What makes con artists fascinating is they’re everywhere: in business, on dating apps, at the local bar. They slip among us undetected, seeming normal and nice enough to trust before they disappear with your cash, or your love, or your trust. Which is why it can be somewhat empowering to watch films, series or documentaries about them, to understand how they lie so easily, or create a separate, fragmented reality they buy into to justify their actions.
The best pairing for “Love Fraud” is obviously “Dirty John,” the true story of an Orange County love scammer who posed as a doctor and wooed a wealthy single mom and businesswoman in order to enjoy her lavish lifestyle, with the whole sordid tale ending in blood. The LA Times investigation and accompanying podcast are well-worth checking out, as well as the adaptation starring Connie Britton and Eric Bana made for Bravo, which is now streaming on Netflix.
There’s also the classic love-con documentary that spawned an MTV series and a new slang term for those who use the internet to cover their trails and their identities: “Catfish.” Directors Henry Joost and Ariel Schulman have moved on to slick urban thrillers like “Nerve” and “Project Power,” but they made their name with their 2010 documentary film, which captured the early zeitgeist of internet-enabled deception, when Schulman’s younger brother Nev (now the host of the series) became entangled in an internet romance. Catch the phenomenon on Netflix.
On Netflix you can also catch the other amateur internet detective series that thrilled viewers last winter. “Don’t F--- With Cats” is the rollicking true story of how a Facebook group tracked down a Canadian murderer and con artist.
Then there are the fraudsters who don’t weaponize love but rather clout, as their means of entry. The two Fyre Fest docs, “Fyre Fraud” on Hulu and “Fyre: The Greatest Party That Never Happened” on Netflix, are eye-popping accounts of how Billy McFarland weaponized social media to bilk aspiring influencers of their bucks for a disastrous Bahamian music festival. Be sure to check out “Fyre Fraud” on Hulu for an interview with Billy, who stutters and blinks when confronted with his own misdeeds.

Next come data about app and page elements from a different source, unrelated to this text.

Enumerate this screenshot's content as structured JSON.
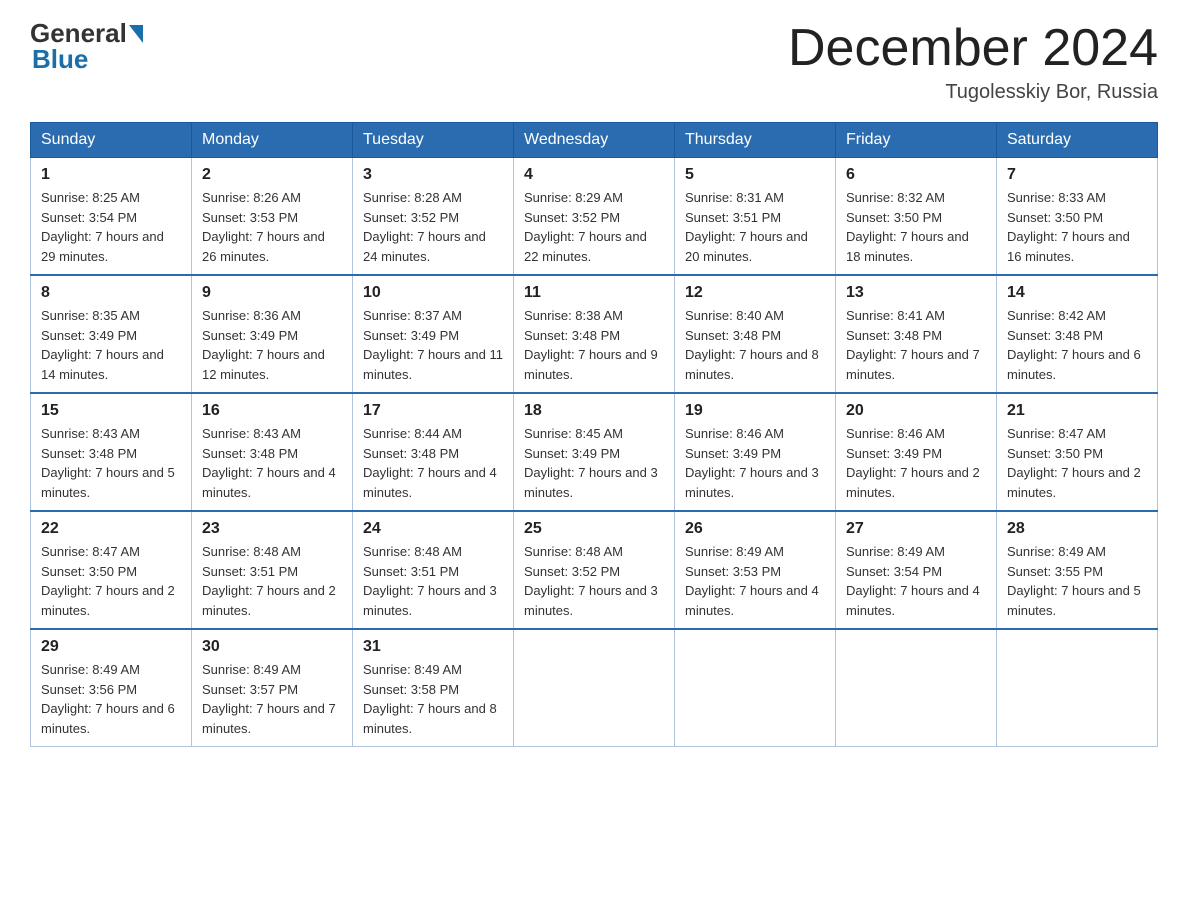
{
  "header": {
    "logo_general": "General",
    "logo_blue": "Blue",
    "month_title": "December 2024",
    "location": "Tugolesskiy Bor, Russia"
  },
  "days_of_week": [
    "Sunday",
    "Monday",
    "Tuesday",
    "Wednesday",
    "Thursday",
    "Friday",
    "Saturday"
  ],
  "weeks": [
    [
      {
        "day": "1",
        "sunrise": "8:25 AM",
        "sunset": "3:54 PM",
        "daylight": "7 hours and 29 minutes."
      },
      {
        "day": "2",
        "sunrise": "8:26 AM",
        "sunset": "3:53 PM",
        "daylight": "7 hours and 26 minutes."
      },
      {
        "day": "3",
        "sunrise": "8:28 AM",
        "sunset": "3:52 PM",
        "daylight": "7 hours and 24 minutes."
      },
      {
        "day": "4",
        "sunrise": "8:29 AM",
        "sunset": "3:52 PM",
        "daylight": "7 hours and 22 minutes."
      },
      {
        "day": "5",
        "sunrise": "8:31 AM",
        "sunset": "3:51 PM",
        "daylight": "7 hours and 20 minutes."
      },
      {
        "day": "6",
        "sunrise": "8:32 AM",
        "sunset": "3:50 PM",
        "daylight": "7 hours and 18 minutes."
      },
      {
        "day": "7",
        "sunrise": "8:33 AM",
        "sunset": "3:50 PM",
        "daylight": "7 hours and 16 minutes."
      }
    ],
    [
      {
        "day": "8",
        "sunrise": "8:35 AM",
        "sunset": "3:49 PM",
        "daylight": "7 hours and 14 minutes."
      },
      {
        "day": "9",
        "sunrise": "8:36 AM",
        "sunset": "3:49 PM",
        "daylight": "7 hours and 12 minutes."
      },
      {
        "day": "10",
        "sunrise": "8:37 AM",
        "sunset": "3:49 PM",
        "daylight": "7 hours and 11 minutes."
      },
      {
        "day": "11",
        "sunrise": "8:38 AM",
        "sunset": "3:48 PM",
        "daylight": "7 hours and 9 minutes."
      },
      {
        "day": "12",
        "sunrise": "8:40 AM",
        "sunset": "3:48 PM",
        "daylight": "7 hours and 8 minutes."
      },
      {
        "day": "13",
        "sunrise": "8:41 AM",
        "sunset": "3:48 PM",
        "daylight": "7 hours and 7 minutes."
      },
      {
        "day": "14",
        "sunrise": "8:42 AM",
        "sunset": "3:48 PM",
        "daylight": "7 hours and 6 minutes."
      }
    ],
    [
      {
        "day": "15",
        "sunrise": "8:43 AM",
        "sunset": "3:48 PM",
        "daylight": "7 hours and 5 minutes."
      },
      {
        "day": "16",
        "sunrise": "8:43 AM",
        "sunset": "3:48 PM",
        "daylight": "7 hours and 4 minutes."
      },
      {
        "day": "17",
        "sunrise": "8:44 AM",
        "sunset": "3:48 PM",
        "daylight": "7 hours and 4 minutes."
      },
      {
        "day": "18",
        "sunrise": "8:45 AM",
        "sunset": "3:49 PM",
        "daylight": "7 hours and 3 minutes."
      },
      {
        "day": "19",
        "sunrise": "8:46 AM",
        "sunset": "3:49 PM",
        "daylight": "7 hours and 3 minutes."
      },
      {
        "day": "20",
        "sunrise": "8:46 AM",
        "sunset": "3:49 PM",
        "daylight": "7 hours and 2 minutes."
      },
      {
        "day": "21",
        "sunrise": "8:47 AM",
        "sunset": "3:50 PM",
        "daylight": "7 hours and 2 minutes."
      }
    ],
    [
      {
        "day": "22",
        "sunrise": "8:47 AM",
        "sunset": "3:50 PM",
        "daylight": "7 hours and 2 minutes."
      },
      {
        "day": "23",
        "sunrise": "8:48 AM",
        "sunset": "3:51 PM",
        "daylight": "7 hours and 2 minutes."
      },
      {
        "day": "24",
        "sunrise": "8:48 AM",
        "sunset": "3:51 PM",
        "daylight": "7 hours and 3 minutes."
      },
      {
        "day": "25",
        "sunrise": "8:48 AM",
        "sunset": "3:52 PM",
        "daylight": "7 hours and 3 minutes."
      },
      {
        "day": "26",
        "sunrise": "8:49 AM",
        "sunset": "3:53 PM",
        "daylight": "7 hours and 4 minutes."
      },
      {
        "day": "27",
        "sunrise": "8:49 AM",
        "sunset": "3:54 PM",
        "daylight": "7 hours and 4 minutes."
      },
      {
        "day": "28",
        "sunrise": "8:49 AM",
        "sunset": "3:55 PM",
        "daylight": "7 hours and 5 minutes."
      }
    ],
    [
      {
        "day": "29",
        "sunrise": "8:49 AM",
        "sunset": "3:56 PM",
        "daylight": "7 hours and 6 minutes."
      },
      {
        "day": "30",
        "sunrise": "8:49 AM",
        "sunset": "3:57 PM",
        "daylight": "7 hours and 7 minutes."
      },
      {
        "day": "31",
        "sunrise": "8:49 AM",
        "sunset": "3:58 PM",
        "daylight": "7 hours and 8 minutes."
      },
      null,
      null,
      null,
      null
    ]
  ]
}
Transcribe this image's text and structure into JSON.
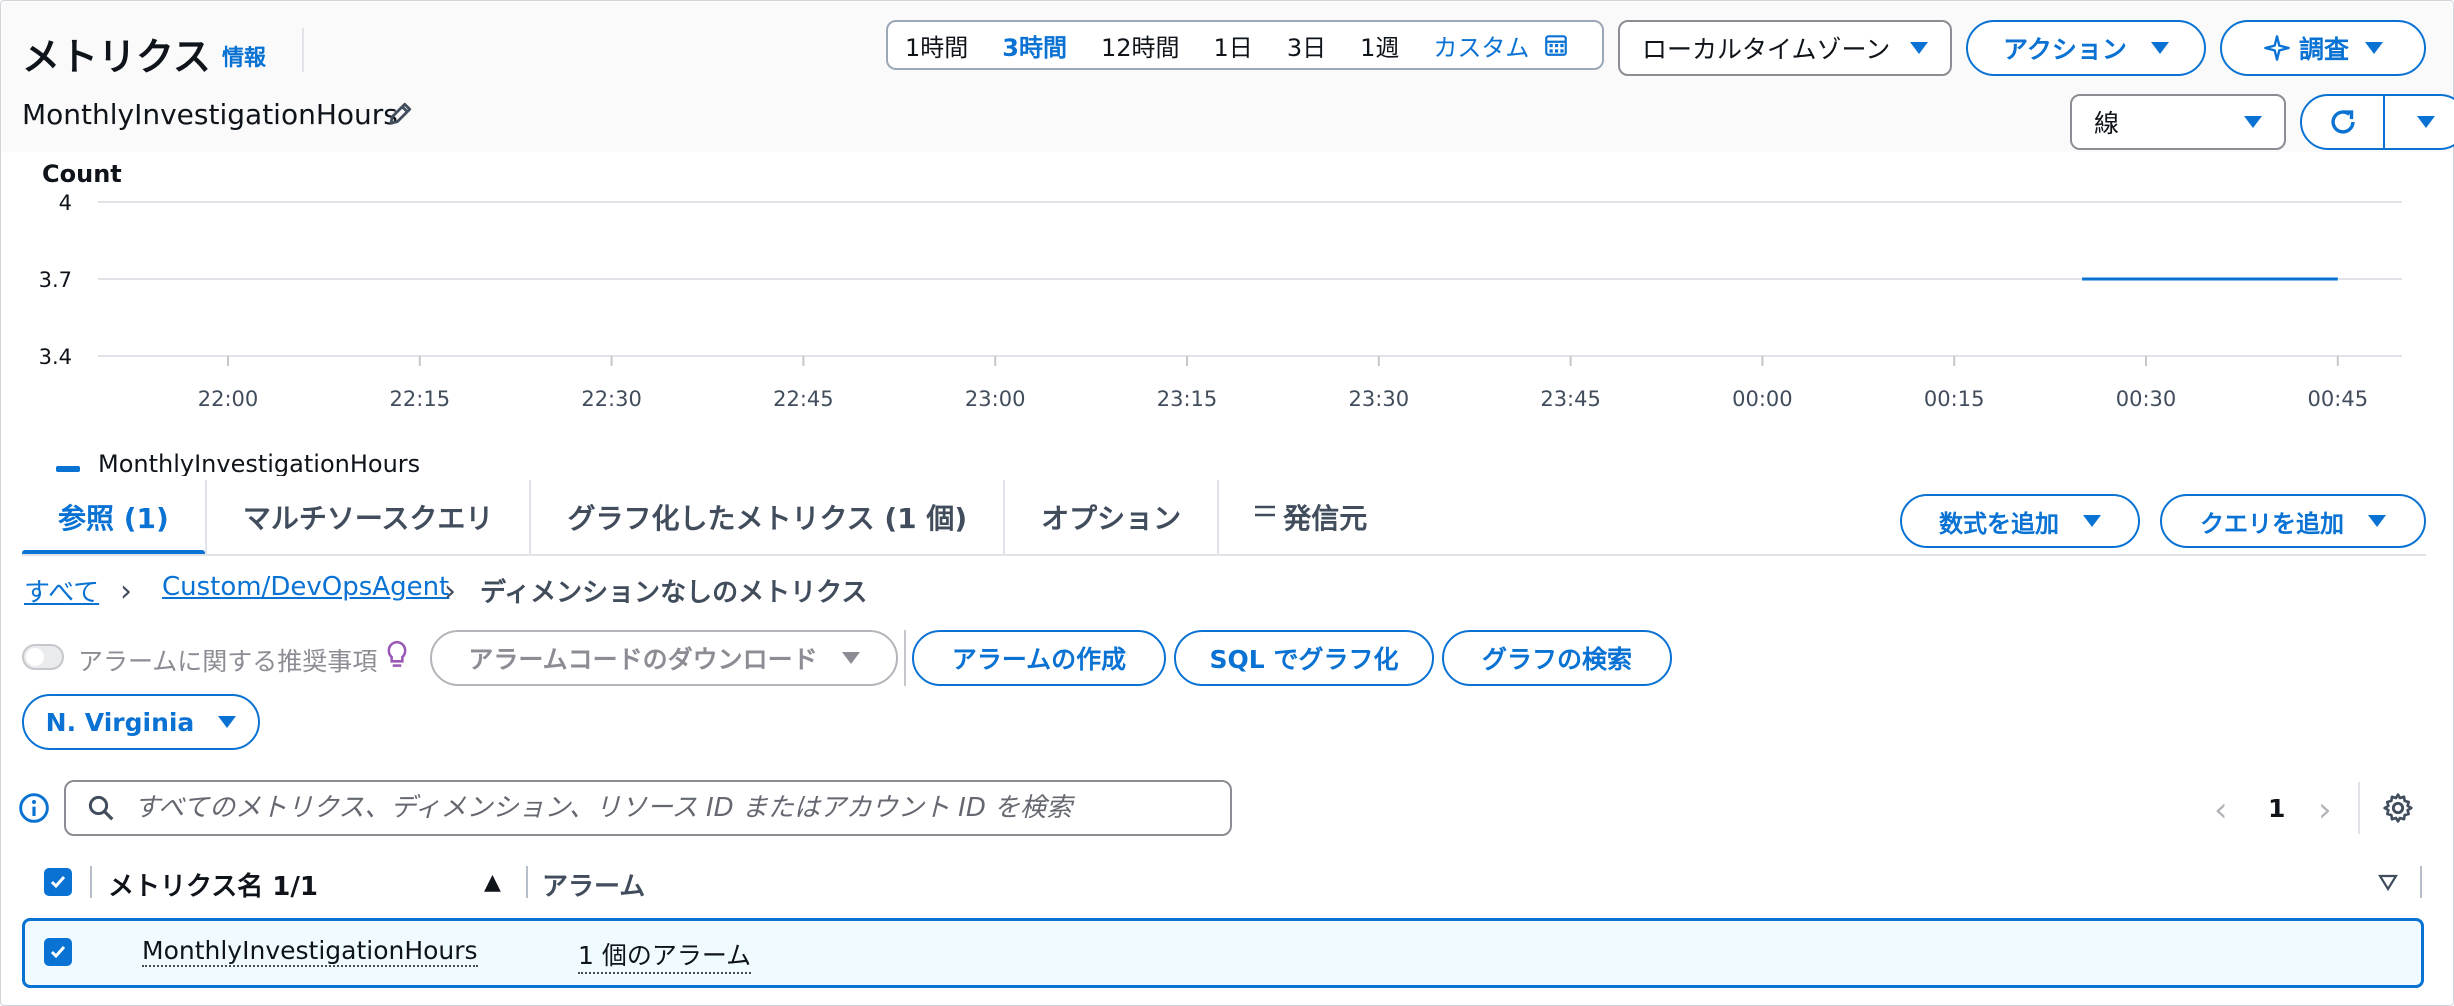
{
  "header": {
    "title": "メトリクス",
    "info": "情報",
    "metric_name": "MonthlyInvestigationHours",
    "time_ranges": [
      "1時間",
      "3時間",
      "12時間",
      "1日",
      "3日",
      "1週"
    ],
    "time_selected": "3時間",
    "custom": "カスタム",
    "timezone": "ローカルタイムゾーン",
    "actions": "アクション",
    "investigate": "調査",
    "graph_type": "線"
  },
  "chart_data": {
    "type": "line",
    "ylabel": "Count",
    "yticks": [
      "4",
      "3.7",
      "3.4"
    ],
    "ylim": [
      3.4,
      4
    ],
    "xticks": [
      "22:00",
      "22:15",
      "22:30",
      "22:45",
      "23:00",
      "23:15",
      "23:30",
      "23:45",
      "00:00",
      "00:15",
      "00:30",
      "00:45"
    ],
    "series": [
      {
        "name": "MonthlyInvestigationHours",
        "x": [
          "00:25",
          "00:45"
        ],
        "y": [
          3.7,
          3.7
        ],
        "color": "#0972d3"
      }
    ],
    "grid": true,
    "legend": "bottom-left"
  },
  "tabs": [
    "参照 (1)",
    "マルチソースクエリ",
    "グラフ化したメトリクス (1 個)",
    "オプション",
    "発信元"
  ],
  "tab_buttons": {
    "add_formula": "数式を追加",
    "add_query": "クエリを追加"
  },
  "breadcrumb": {
    "all": "すべて",
    "namespace": "Custom/DevOpsAgent",
    "current": "ディメンションなしのメトリクス"
  },
  "alarm_bar": {
    "recommend_label": "アラームに関する推奨事項",
    "download_code": "アラームコードのダウンロード",
    "create_alarm": "アラームの作成",
    "sql_graph": "SQL でグラフ化",
    "graph_search": "グラフの検索"
  },
  "region": "N. Virginia",
  "search": {
    "placeholder": "すべてのメトリクス、ディメンション、リソース ID またはアカウント ID を検索"
  },
  "pagination": {
    "page": "1"
  },
  "table": {
    "columns": [
      "メトリクス名 1/1",
      "アラーム"
    ],
    "rows": [
      {
        "name": "MonthlyInvestigationHours",
        "alarms": "1 個のアラーム",
        "checked": true
      }
    ]
  }
}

Another recent grifter doc is Alex Gibney’s “The Inventor: Out For Blood in Silicon Valley,” on HBO, in which Theranos founder Elizabeth Holmes, who fashioned herself as a Steve Jobs-style girlboss, pulled the wool over the eyes of investors, board members, pharmacy chains and journalists with her falsely-advertised blood-testing technology. This features another juicy interview with the tech scammer herself.

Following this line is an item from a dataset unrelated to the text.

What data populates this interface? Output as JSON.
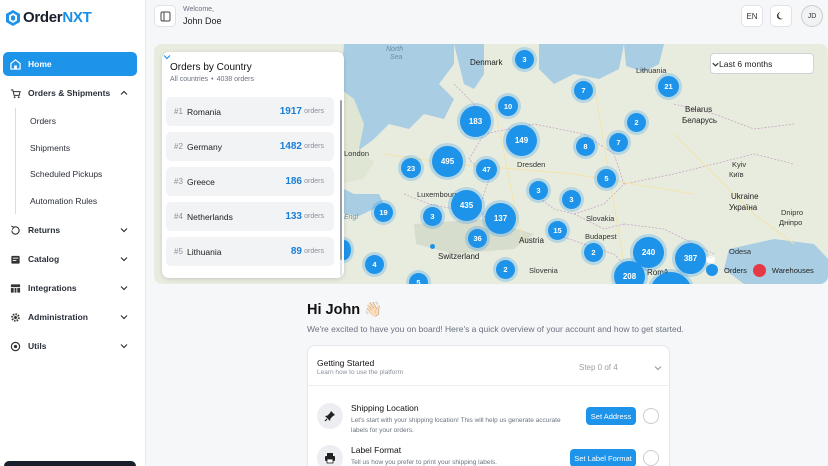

“The Imposter,” on Amazon Prime and Tubi, depicts the wild story Frederic Bourdin, a Frenchman who impersonated a Texas teen who went missing in 1994. The depths of Bourdin’s deception went so far that even the family believed he was their missing son, and Bart Layton’s 2012 film animates the tale with stunningly realized reenactments, creating a true thriller of a documentary.